Gaze up at the winter stars and constellations in this guided tour
SAVE 10% ON ADMISSION
JOIN OUR EMAIL LIST & SAVE 10% ON ADMISSION
Searching the Sky, Discovery Place’s sky watching feature
Welcome to the September edition of Searching the Sky, Discovery Place’s monthly sky watching and astronomy blog.
At the end of the month, we will officially transition into astronomical fall. Our seasons are marked by two different kinds of celestial events: equinoxes and solstices. The autumnal equinox will occur on Wednesday, September 22 and marks the official start of fall. We will remain in astronomical fall until the winter solstice on Friday, December 21.
During the autumnal and vernal (or spring) equinoxes, there are roughly 12 hours of daylight and 12 hours of night. The winter solstice is the shortest day of the year, meaning that people in the Northern Hemisphere will see very little daylight.
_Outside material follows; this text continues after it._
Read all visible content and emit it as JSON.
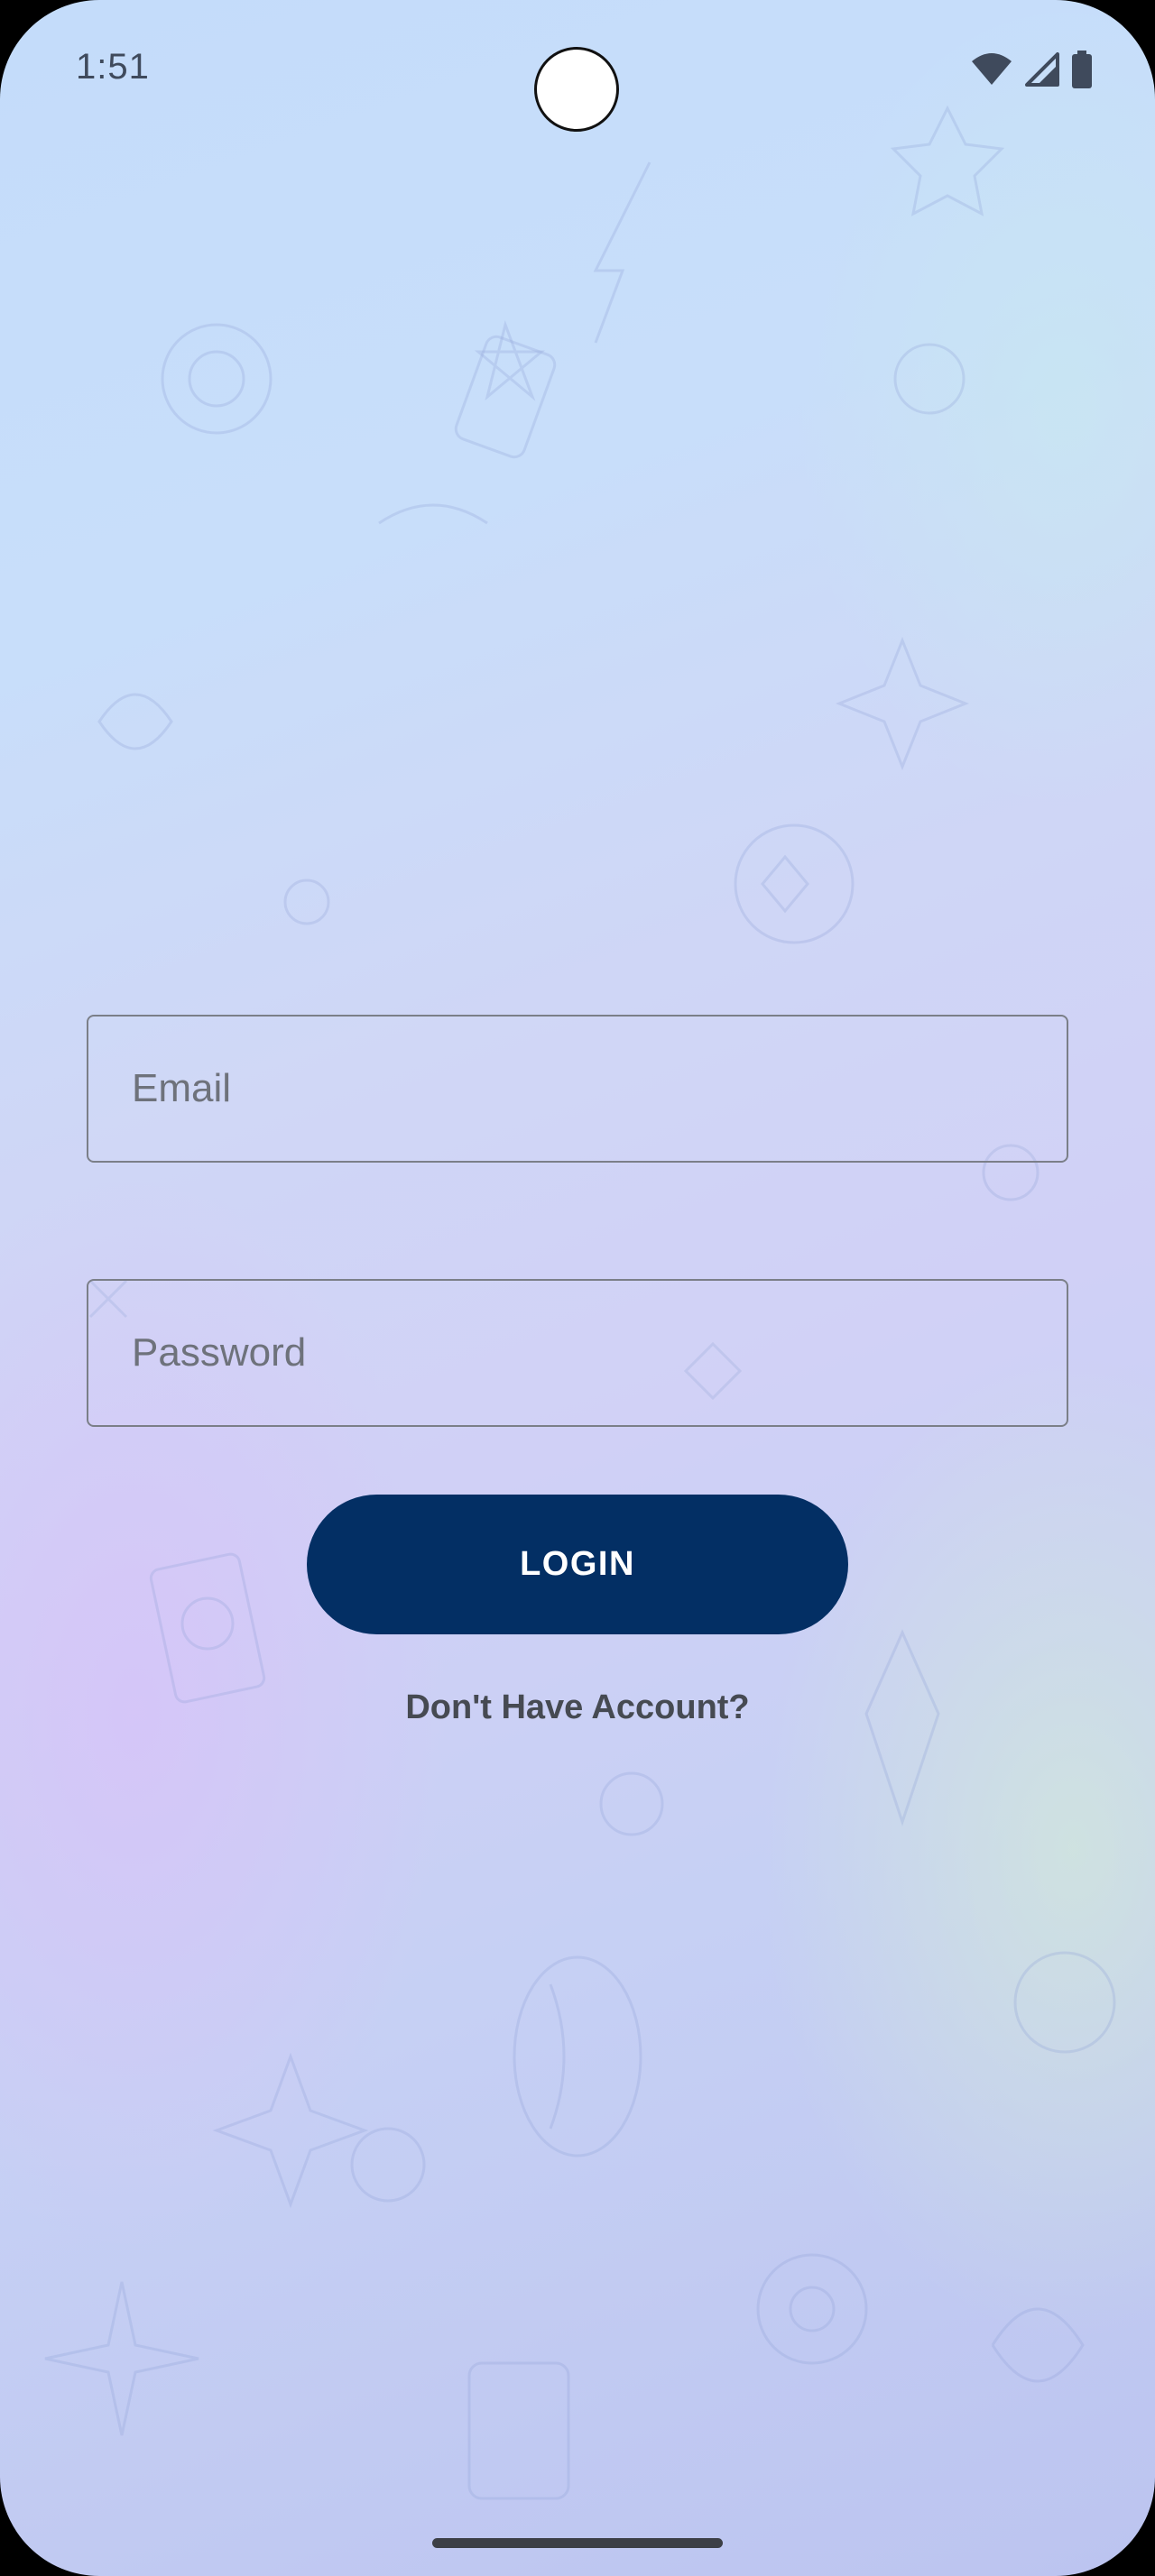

The farther north one is, the shorter the length of the day on the winter solstice. In fact, there are 24 hours of darkness at the North Pole during the winter solstice. Conversely, the summer solstice is the longest day of the year in the Northern Hemisphere and, on this day, there are 24 hours of sunlight at the North Pole.
The solstices and equinoxes, and the seasons themselves, are caused by the tilt of the Earth and its position in space as it orbits around the Sun. The tilt of the Earth on its axis is about 23 degrees, as illustrated below. During the summer, the Northern Hemisphere is tilted toward the Sun, and we experience longer days. Because the Northern Hemisphere receives more sunlight during these longer days, the atmosphere is able to trap more heat and we experience warmer weather. The opposite is true during winter in the Northern Hemisphere; the Northern Hemisphere is tilted away from the Sun and receives less direct sunlight, resulting in colder weather.
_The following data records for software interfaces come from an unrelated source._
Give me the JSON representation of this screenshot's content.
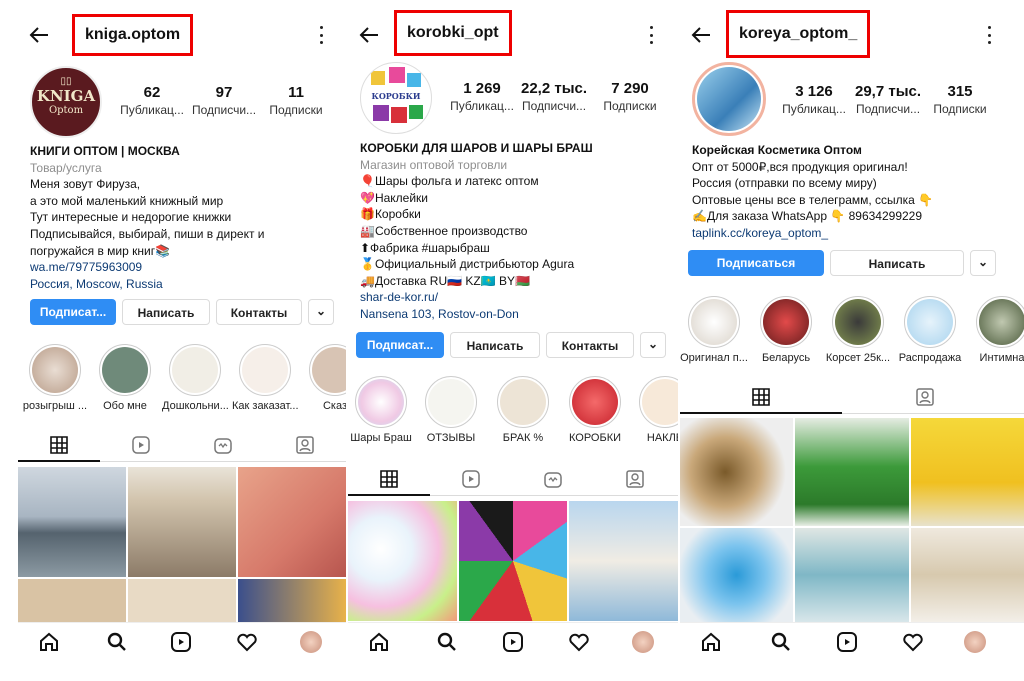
{
  "panels": [
    {
      "username": "kniga.optom",
      "stats": [
        {
          "n": "62",
          "l": "Публикац..."
        },
        {
          "n": "97",
          "l": "Подписчи..."
        },
        {
          "n": "11",
          "l": "Подписки"
        }
      ],
      "avatar_text": {
        "top": "KNIGA",
        "bottom": "Optom"
      },
      "bio": {
        "name": "КНИГИ ОПТОМ | МОСКВА",
        "category": "Товар/услуга",
        "lines": [
          "Меня зовут Фируза,",
          "а это мой маленький книжный мир",
          "Тут интересные и недорогие книжки",
          "Подписывайся, выбирай, пиши в директ и",
          "погружайся в мир книг📚"
        ],
        "links": [
          "wa.me/79775963009",
          "Россия, Moscow, Russia"
        ]
      },
      "buttons": {
        "follow": "Подписат...",
        "message": "Написать",
        "contacts": "Контакты"
      },
      "highlights": [
        "розыгрыш ...",
        "Обо мне",
        "Дошкольни...",
        "Как заказат...",
        "Сказ"
      ]
    },
    {
      "username": "korobki_opt",
      "stats": [
        {
          "n": "1 269",
          "l": "Публикац..."
        },
        {
          "n": "22,2 тыс.",
          "l": "Подписчи..."
        },
        {
          "n": "7 290",
          "l": "Подписки"
        }
      ],
      "avatar_text": {
        "top": "КОРОБКИ",
        "bottom": ""
      },
      "bio": {
        "name": "КОРОБКИ ДЛЯ ШАРОВ И ШАРЫ БРАШ",
        "category": "Магазин оптовой торговли",
        "lines": [
          "🎈Шары фольга и латекс оптом",
          "💖Наклейки",
          "🎁Коробки",
          "🏭Собственное производство",
          "⬆Фабрика #шарыбраш",
          "🥇Официальный дистрибьютор Agura",
          "🚚Доставка RU🇷🇺 KZ🇰🇿 BY🇧🇾"
        ],
        "links": [
          "shar-de-kor.ru/",
          "Nansena 103, Rostov-on-Don"
        ]
      },
      "buttons": {
        "follow": "Подписат...",
        "message": "Написать",
        "contacts": "Контакты"
      },
      "highlights": [
        "Шары Браш",
        "ОТЗЫВЫ",
        "БРАК %",
        "КОРОБКИ",
        "НАКЛЕ"
      ]
    },
    {
      "username": "koreya_optom_",
      "stats": [
        {
          "n": "3 126",
          "l": "Публикац..."
        },
        {
          "n": "29,7 тыс.",
          "l": "Подписчи..."
        },
        {
          "n": "315",
          "l": "Подписки"
        }
      ],
      "bio": {
        "name": "Корейская Косметика Оптом",
        "category": "",
        "lines": [
          "Опт от 5000₽,вся продукция оригинал!",
          "Россия  (отправки по всему миру)",
          "Оптовые цены все в телеграмм, ссылка 👇",
          "✍Для заказа WhatsApp 👇 89634299229"
        ],
        "links": [
          "taplink.cc/koreya_optom_"
        ]
      },
      "buttons": {
        "follow": "Подписаться",
        "message": "Написать"
      },
      "highlights": [
        "Оригинал п...",
        "Беларусь",
        "Корсет 25к...",
        "Распродажа",
        "Интимна"
      ]
    }
  ],
  "icons": {
    "back": "back-arrow-icon",
    "more": "more-vertical-icon",
    "grid": "grid-icon",
    "reels": "reels-icon",
    "igtv": "igtv-icon",
    "tagged": "tagged-icon",
    "home": "home-icon",
    "search": "search-icon",
    "heart": "heart-icon",
    "profile": "profile-avatar-icon"
  },
  "colors": {
    "follow": "#2f8df4",
    "highlight_border": "#e00000",
    "link": "#0d3b74"
  }
}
Although ancient peoples had a limited understanding of astronomy, equinoxes and solstices are easily observable phenomena that occur on a regular basis and thus hold an important place in many different cultures around the world. The fall equinox is especially important since it often indicated a time to plant certain kinds of crops. In addition to using the equinoxes and solstices to mark time, some cultures based religious holidays and rites around them. In many cases, these religious rites are reflected in ancient architecture.
My favorite instance of architecture aligning with the equinoxes occurs at Chichen Itza, a Mayan city located in Mexico. With their observations of the sky, the Mayans were able to build a temple, known as El Castillo or the Temple of Kukulkan, which creates a curious seasonal spectacle. On the autumnal and vernal equinoxes, the feathered serpent god Kukulkan appears to descend down the steps of the temple. As the Earth rotates on its axis and the Sun appears to change position in the sky, light bouncing off the temple creates triangular shadows that gradually combine into the shape of a serpent. Throughout the day, the shadow serpent appears to grow larger in size and move down the steps of the temple. It’s a truly impressive sight that demonstrates how much science and engineering knowledge the Mayans possessed, and a reminder of how important the sky and the changing of the seasons have been to humans throughout history.
Check out the media gallery below for photos of El Castillo.
Sorry! We are closed today.